- [Task description]
Please filter the entries for the word "Name" and copy every line that has it.

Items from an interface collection
- - - - -

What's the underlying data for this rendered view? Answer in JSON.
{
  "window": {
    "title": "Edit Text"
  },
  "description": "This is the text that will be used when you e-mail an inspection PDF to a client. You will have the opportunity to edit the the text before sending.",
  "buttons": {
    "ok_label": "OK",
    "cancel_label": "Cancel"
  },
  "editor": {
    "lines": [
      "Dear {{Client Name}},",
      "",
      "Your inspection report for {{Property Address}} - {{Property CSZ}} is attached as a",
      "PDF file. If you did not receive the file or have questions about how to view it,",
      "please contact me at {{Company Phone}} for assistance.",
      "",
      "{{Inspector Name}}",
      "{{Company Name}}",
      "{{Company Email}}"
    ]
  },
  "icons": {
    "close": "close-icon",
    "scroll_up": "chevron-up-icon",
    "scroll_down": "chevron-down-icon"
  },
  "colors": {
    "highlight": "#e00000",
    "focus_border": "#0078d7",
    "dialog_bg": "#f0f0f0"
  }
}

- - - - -

- [Your solution]
      "Dear {{Client Name}},",
      "{{Inspector Name}}",
      "{{Company Name}}",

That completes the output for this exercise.